__Work instruction__
Scanning the entries below, copy every line that contains the word "distance".

#### Supplied data

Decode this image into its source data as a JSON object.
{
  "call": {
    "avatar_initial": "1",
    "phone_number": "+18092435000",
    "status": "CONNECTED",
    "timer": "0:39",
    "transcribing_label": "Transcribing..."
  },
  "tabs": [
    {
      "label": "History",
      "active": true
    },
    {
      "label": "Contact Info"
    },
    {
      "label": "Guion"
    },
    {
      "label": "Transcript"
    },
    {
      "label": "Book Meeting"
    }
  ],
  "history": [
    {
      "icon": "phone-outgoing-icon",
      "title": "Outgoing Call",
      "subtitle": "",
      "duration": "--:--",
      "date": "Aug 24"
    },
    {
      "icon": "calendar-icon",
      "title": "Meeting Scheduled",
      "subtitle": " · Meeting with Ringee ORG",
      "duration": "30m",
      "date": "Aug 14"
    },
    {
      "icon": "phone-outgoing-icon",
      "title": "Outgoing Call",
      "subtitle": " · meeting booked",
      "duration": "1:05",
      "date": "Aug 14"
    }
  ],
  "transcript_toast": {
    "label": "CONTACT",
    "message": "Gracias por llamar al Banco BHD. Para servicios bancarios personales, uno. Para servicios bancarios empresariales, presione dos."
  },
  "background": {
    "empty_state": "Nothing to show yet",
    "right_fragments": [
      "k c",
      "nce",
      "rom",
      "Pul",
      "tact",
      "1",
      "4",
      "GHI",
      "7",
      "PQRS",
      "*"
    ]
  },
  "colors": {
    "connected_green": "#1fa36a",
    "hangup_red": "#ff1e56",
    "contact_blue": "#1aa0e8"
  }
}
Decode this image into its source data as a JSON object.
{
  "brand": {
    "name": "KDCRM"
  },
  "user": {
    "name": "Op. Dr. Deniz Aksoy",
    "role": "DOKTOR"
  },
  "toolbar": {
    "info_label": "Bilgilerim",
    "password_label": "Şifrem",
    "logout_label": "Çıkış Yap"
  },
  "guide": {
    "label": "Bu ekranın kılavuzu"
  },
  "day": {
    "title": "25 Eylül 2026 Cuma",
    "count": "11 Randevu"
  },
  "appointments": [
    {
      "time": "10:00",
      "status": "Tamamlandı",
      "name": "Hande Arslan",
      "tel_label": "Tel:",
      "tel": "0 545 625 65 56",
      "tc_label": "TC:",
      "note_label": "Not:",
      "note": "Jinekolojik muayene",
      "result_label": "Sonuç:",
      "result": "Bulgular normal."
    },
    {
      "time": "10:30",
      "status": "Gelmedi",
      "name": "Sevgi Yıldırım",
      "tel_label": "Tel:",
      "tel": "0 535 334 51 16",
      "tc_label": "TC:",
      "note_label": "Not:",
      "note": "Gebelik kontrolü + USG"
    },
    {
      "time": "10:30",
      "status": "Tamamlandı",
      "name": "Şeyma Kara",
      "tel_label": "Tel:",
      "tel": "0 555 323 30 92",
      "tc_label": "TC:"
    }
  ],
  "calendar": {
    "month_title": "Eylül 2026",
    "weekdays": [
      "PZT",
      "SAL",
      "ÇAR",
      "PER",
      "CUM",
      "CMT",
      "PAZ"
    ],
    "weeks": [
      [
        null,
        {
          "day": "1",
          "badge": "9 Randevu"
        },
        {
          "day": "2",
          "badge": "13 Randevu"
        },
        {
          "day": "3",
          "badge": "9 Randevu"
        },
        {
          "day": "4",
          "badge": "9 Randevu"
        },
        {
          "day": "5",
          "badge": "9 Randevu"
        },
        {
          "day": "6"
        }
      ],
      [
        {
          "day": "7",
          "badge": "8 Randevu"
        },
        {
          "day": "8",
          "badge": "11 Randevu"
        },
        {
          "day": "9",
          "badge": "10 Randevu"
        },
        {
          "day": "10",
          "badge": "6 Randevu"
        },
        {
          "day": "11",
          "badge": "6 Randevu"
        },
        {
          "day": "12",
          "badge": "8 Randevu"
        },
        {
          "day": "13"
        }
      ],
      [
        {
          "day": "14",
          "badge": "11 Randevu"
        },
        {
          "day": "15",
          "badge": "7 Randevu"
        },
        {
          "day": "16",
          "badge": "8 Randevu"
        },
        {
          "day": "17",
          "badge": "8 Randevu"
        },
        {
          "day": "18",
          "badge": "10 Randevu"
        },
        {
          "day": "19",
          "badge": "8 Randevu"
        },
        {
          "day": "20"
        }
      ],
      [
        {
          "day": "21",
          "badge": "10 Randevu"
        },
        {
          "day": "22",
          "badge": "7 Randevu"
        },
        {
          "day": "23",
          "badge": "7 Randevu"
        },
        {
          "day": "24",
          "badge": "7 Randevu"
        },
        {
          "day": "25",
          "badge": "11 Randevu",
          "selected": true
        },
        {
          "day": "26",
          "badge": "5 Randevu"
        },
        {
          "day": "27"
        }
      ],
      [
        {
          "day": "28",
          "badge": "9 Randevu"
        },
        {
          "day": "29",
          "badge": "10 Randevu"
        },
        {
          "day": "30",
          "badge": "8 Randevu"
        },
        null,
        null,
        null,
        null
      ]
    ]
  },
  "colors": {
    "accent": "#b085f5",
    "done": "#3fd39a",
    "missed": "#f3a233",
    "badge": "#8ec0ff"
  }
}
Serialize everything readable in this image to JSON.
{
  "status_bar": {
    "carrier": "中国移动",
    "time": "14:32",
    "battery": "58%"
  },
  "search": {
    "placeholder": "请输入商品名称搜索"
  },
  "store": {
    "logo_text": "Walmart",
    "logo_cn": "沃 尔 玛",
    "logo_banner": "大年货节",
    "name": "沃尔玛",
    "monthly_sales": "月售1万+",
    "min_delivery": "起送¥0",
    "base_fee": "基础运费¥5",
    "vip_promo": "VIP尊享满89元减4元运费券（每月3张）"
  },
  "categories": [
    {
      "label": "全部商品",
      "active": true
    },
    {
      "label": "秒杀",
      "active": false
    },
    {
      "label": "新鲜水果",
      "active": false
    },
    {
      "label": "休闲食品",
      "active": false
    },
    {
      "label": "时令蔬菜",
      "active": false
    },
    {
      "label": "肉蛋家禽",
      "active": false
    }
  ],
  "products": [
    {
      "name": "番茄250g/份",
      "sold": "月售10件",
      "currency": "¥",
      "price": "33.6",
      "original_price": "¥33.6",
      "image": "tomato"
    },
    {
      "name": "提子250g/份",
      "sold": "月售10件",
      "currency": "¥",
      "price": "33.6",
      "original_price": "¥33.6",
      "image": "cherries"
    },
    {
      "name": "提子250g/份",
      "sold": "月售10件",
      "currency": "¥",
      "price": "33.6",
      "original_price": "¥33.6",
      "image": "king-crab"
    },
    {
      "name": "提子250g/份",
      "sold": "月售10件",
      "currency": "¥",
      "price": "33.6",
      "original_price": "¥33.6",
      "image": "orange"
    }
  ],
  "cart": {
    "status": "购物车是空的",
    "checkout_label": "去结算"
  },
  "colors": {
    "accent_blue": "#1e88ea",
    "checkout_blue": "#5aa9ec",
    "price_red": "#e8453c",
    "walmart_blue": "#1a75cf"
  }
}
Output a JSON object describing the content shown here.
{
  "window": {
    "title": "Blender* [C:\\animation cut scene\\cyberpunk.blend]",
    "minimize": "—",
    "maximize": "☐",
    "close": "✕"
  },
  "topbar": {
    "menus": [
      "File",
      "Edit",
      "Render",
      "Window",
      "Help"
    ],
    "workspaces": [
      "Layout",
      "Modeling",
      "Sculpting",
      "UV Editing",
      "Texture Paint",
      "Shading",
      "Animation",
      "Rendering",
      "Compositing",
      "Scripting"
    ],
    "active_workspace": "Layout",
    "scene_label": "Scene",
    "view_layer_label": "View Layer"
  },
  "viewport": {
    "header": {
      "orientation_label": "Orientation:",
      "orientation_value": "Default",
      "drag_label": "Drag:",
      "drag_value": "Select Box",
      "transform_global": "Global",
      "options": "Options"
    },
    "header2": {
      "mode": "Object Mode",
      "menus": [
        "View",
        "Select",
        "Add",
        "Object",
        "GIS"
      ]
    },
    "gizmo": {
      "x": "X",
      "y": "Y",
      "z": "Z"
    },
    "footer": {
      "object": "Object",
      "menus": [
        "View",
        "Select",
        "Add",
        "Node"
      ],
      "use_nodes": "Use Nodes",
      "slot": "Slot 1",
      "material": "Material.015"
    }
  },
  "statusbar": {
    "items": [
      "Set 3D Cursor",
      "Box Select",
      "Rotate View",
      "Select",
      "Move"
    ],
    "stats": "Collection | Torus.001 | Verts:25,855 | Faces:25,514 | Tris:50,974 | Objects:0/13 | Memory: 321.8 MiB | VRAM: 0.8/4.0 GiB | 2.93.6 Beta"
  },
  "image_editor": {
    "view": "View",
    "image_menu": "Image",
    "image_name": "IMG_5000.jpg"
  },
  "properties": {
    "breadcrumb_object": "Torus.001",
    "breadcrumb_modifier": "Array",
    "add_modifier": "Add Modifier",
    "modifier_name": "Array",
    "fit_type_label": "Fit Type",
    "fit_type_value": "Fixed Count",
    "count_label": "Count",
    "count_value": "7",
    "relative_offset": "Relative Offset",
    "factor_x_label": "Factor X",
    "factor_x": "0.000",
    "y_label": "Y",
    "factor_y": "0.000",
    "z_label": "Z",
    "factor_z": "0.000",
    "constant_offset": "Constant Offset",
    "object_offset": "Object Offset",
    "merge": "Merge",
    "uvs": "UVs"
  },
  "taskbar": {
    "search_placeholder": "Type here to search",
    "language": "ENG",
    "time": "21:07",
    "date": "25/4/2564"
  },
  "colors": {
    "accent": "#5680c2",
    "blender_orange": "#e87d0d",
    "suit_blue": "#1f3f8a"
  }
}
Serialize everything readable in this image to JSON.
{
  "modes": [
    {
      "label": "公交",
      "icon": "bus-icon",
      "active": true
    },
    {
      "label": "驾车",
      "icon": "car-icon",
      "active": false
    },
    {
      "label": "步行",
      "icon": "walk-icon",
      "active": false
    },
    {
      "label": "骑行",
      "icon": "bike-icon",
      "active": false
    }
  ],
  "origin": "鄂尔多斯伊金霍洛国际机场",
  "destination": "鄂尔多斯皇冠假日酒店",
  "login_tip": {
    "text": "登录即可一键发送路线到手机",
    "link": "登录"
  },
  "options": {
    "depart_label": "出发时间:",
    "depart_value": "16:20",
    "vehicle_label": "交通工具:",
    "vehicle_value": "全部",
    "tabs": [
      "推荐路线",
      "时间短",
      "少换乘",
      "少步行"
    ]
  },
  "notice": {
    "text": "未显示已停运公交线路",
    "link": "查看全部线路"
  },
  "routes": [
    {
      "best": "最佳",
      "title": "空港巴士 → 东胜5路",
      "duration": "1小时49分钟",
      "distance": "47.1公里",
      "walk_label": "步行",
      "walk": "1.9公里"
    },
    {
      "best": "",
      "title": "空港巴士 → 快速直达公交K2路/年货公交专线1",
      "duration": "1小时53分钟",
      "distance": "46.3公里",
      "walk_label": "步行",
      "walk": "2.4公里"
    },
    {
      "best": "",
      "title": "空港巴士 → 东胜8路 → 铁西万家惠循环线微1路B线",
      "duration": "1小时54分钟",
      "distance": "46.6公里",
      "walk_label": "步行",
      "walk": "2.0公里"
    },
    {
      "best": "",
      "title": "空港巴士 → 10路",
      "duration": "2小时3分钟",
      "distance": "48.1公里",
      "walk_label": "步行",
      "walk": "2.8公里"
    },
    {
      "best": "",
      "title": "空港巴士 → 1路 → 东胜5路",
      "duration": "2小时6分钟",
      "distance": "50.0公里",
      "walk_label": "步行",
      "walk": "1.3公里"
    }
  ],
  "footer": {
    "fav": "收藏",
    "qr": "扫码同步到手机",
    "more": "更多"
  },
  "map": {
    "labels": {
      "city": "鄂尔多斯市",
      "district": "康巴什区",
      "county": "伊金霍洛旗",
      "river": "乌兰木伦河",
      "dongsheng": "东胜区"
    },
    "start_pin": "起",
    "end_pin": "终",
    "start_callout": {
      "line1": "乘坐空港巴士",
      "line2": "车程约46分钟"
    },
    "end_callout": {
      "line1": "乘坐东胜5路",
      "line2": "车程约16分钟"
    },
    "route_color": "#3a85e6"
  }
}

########

__Answer to the exercise__
      "distance": "47.1公里",
      "distance": "46.3公里",
      "distance": "46.6公里",
      "distance": "48.1公里",
      "distance": "50.0公里",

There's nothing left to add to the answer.